» **Try it**
The answer must be an exact reproduction of all the entries.

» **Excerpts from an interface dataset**
━━━━━━━━━━━━━━━━━━━━

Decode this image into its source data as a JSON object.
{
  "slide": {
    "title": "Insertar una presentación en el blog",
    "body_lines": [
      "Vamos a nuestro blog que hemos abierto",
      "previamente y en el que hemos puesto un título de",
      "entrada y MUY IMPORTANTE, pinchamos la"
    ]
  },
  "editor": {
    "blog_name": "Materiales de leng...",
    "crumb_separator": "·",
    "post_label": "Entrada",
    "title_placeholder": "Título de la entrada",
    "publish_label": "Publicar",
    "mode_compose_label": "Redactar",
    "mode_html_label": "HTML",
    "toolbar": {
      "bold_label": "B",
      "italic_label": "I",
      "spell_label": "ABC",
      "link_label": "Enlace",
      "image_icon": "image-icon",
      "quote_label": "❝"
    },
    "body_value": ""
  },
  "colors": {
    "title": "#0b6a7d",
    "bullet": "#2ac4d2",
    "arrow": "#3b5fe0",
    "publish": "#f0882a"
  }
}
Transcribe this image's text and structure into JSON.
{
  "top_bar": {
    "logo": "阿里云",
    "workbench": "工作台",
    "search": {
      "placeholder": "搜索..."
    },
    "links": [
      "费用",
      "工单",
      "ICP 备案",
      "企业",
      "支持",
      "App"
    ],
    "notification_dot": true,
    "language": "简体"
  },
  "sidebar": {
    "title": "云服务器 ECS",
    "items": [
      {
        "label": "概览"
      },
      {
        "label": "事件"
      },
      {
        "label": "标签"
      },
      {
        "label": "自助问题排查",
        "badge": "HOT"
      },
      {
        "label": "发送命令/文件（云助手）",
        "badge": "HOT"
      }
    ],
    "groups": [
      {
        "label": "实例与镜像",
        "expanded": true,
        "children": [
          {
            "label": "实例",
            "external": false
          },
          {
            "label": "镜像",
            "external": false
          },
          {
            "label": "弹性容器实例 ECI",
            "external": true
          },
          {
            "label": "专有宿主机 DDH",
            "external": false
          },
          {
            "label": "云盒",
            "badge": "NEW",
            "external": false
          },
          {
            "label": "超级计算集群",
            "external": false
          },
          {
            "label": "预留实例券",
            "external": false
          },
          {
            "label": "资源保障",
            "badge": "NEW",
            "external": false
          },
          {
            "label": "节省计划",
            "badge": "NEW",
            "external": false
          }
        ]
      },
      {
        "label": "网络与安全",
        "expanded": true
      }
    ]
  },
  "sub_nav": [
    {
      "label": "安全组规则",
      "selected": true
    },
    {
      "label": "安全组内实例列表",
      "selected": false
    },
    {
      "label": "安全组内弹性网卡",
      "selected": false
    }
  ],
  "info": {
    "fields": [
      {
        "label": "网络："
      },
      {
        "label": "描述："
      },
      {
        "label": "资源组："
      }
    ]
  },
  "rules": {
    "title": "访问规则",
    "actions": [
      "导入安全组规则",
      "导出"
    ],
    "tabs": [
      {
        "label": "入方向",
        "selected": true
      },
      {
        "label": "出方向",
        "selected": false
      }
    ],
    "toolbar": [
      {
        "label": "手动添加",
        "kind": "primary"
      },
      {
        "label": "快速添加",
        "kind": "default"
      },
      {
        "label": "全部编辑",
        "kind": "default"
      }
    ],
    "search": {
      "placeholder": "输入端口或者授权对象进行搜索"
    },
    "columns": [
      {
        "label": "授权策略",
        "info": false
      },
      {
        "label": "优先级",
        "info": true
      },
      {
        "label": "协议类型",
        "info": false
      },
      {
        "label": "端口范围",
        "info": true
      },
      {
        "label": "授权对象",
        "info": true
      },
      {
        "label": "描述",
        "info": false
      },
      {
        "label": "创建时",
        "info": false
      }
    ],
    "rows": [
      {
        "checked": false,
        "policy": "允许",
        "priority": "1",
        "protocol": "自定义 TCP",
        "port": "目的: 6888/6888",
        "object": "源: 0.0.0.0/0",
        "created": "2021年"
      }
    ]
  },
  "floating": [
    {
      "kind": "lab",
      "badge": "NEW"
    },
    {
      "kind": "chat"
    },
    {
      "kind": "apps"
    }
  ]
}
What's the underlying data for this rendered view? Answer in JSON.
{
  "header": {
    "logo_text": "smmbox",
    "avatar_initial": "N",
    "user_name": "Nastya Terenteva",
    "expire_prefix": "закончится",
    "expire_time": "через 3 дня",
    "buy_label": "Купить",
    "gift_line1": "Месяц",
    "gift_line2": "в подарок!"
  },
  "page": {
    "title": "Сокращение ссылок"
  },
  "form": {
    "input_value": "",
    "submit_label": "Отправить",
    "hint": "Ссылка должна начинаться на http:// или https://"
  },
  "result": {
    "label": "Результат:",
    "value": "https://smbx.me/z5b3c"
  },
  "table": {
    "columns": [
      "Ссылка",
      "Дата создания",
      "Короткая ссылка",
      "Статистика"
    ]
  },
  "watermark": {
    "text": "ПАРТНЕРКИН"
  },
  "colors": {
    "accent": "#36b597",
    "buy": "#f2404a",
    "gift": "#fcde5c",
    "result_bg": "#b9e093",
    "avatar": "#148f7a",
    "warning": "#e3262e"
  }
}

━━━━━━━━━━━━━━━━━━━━

» **Answer to the problem**
Decode this image into its source data as a JSON object.
{
  "slide": {
    "title": "Insertar una presentación en el blog",
    "body_lines": [
      "Vamos a nuestro blog que hemos abierto",
      "previamente y en el que hemos puesto un título de",
      "entrada y MUY IMPORTANTE, pinchamos la"
    ]
  },
  "editor": {
    "blog_name": "Materiales de leng...",
    "crumb_separator": "·",
    "post_label": "Entrada",
    "title_placeholder": "Título de la entrada",
    "publish_label": "Publicar",
    "mode_compose_label": "Redactar",
    "mode_html_label": "HTML",
    "toolbar": {
      "bold_label": "B",
      "italic_label": "I",
      "spell_label": "ABC",
      "link_label": "Enlace",
      "image_icon": "image-icon",
      "quote_label": "❝"
    },
    "body_value": ""
  },
  "colors": {
    "title": "#0b6a7d",
    "bullet": "#2ac4d2",
    "arrow": "#3b5fe0",
    "publish": "#f0882a"
  }
}
Transcribe this image's text and structure into JSON.
{
  "top_bar": {
    "logo": "阿里云",
    "workbench": "工作台",
    "search": {
      "placeholder": "搜索..."
    },
    "links": [
      "费用",
      "工单",
      "ICP 备案",
      "企业",
      "支持",
      "App"
    ],
    "notification_dot": true,
    "language": "简体"
  },
  "sidebar": {
    "title": "云服务器 ECS",
    "items": [
      {
        "label": "概览"
      },
      {
        "label": "事件"
      },
      {
        "label": "标签"
      },
      {
        "label": "自助问题排查",
        "badge": "HOT"
      },
      {
        "label": "发送命令/文件（云助手）",
        "badge": "HOT"
      }
    ],
    "groups": [
      {
        "label": "实例与镜像",
        "expanded": true,
        "children": [
          {
            "label": "实例",
            "external": false
          },
          {
            "label": "镜像",
            "external": false
          },
          {
            "label": "弹性容器实例 ECI",
            "external": true
          },
          {
            "label": "专有宿主机 DDH",
            "external": false
          },
          {
            "label": "云盒",
            "badge": "NEW",
            "external": false
          },
          {
            "label": "超级计算集群",
            "external": false
          },
          {
            "label": "预留实例券",
            "external": false
          },
          {
            "label": "资源保障",
            "badge": "NEW",
            "external": false
          },
          {
            "label": "节省计划",
            "badge": "NEW",
            "external": false
          }
        ]
      },
      {
        "label": "网络与安全",
        "expanded": true
      }
    ]
  },
  "sub_nav": [
    {
      "label": "安全组规则",
      "selected": true
    },
    {
      "label": "安全组内实例列表",
      "selected": false
    },
    {
      "label": "安全组内弹性网卡",
      "selected": false
    }
  ],
  "info": {
    "fields": [
      {
        "label": "网络："
      },
      {
        "label": "描述："
      },
      {
        "label": "资源组："
      }
    ]
  },
  "rules": {
    "title": "访问规则",
    "actions": [
      "导入安全组规则",
      "导出"
    ],
    "tabs": [
      {
        "label": "入方向",
        "selected": true
      },
      {
        "label": "出方向",
        "selected": false
      }
    ],
    "toolbar": [
      {
        "label": "手动添加",
        "kind": "primary"
      },
      {
        "label": "快速添加",
        "kind": "default"
      },
      {
        "label": "全部编辑",
        "kind": "default"
      }
    ],
    "search": {
      "placeholder": "输入端口或者授权对象进行搜索"
    },
    "columns": [
      {
        "label": "授权策略",
        "info": false
      },
      {
        "label": "优先级",
        "info": true
      },
      {
        "label": "协议类型",
        "info": false
      },
      {
        "label": "端口范围",
        "info": true
      },
      {
        "label": "授权对象",
        "info": true
      },
      {
        "label": "描述",
        "info": false
      },
      {
        "label": "创建时",
        "info": false
      }
    ],
    "rows": [
      {
        "checked": false,
        "policy": "允许",
        "priority": "1",
        "protocol": "自定义 TCP",
        "port": "目的: 6888/6888",
        "object": "源: 0.0.0.0/0",
        "created": "2021年"
      }
    ]
  },
  "floating": [
    {
      "kind": "lab",
      "badge": "NEW"
    },
    {
      "kind": "chat"
    },
    {
      "kind": "apps"
    }
  ]
}
What's the underlying data for this rendered view? Answer in JSON.
{
  "header": {
    "logo_text": "smmbox",
    "avatar_initial": "N",
    "user_name": "Nastya Terenteva",
    "expire_prefix": "закончится",
    "expire_time": "через 3 дня",
    "buy_label": "Купить",
    "gift_line1": "Месяц",
    "gift_line2": "в подарок!"
  },
  "page": {
    "title": "Сокращение ссылок"
  },
  "form": {
    "input_value": "",
    "submit_label": "Отправить",
    "hint": "Ссылка должна начинаться на http:// или https://"
  },
  "result": {
    "label": "Результат:",
    "value": "https://smbx.me/z5b3c"
  },
  "table": {
    "columns": [
      "Ссылка",
      "Дата создания",
      "Короткая ссылка",
      "Статистика"
    ]
  },
  "watermark": {
    "text": "ПАРТНЕРКИН"
  },
  "colors": {
    "accent": "#36b597",
    "buy": "#f2404a",
    "gift": "#fcde5c",
    "result_bg": "#b9e093",
    "avatar": "#148f7a",
    "warning": "#e3262e"
  }
}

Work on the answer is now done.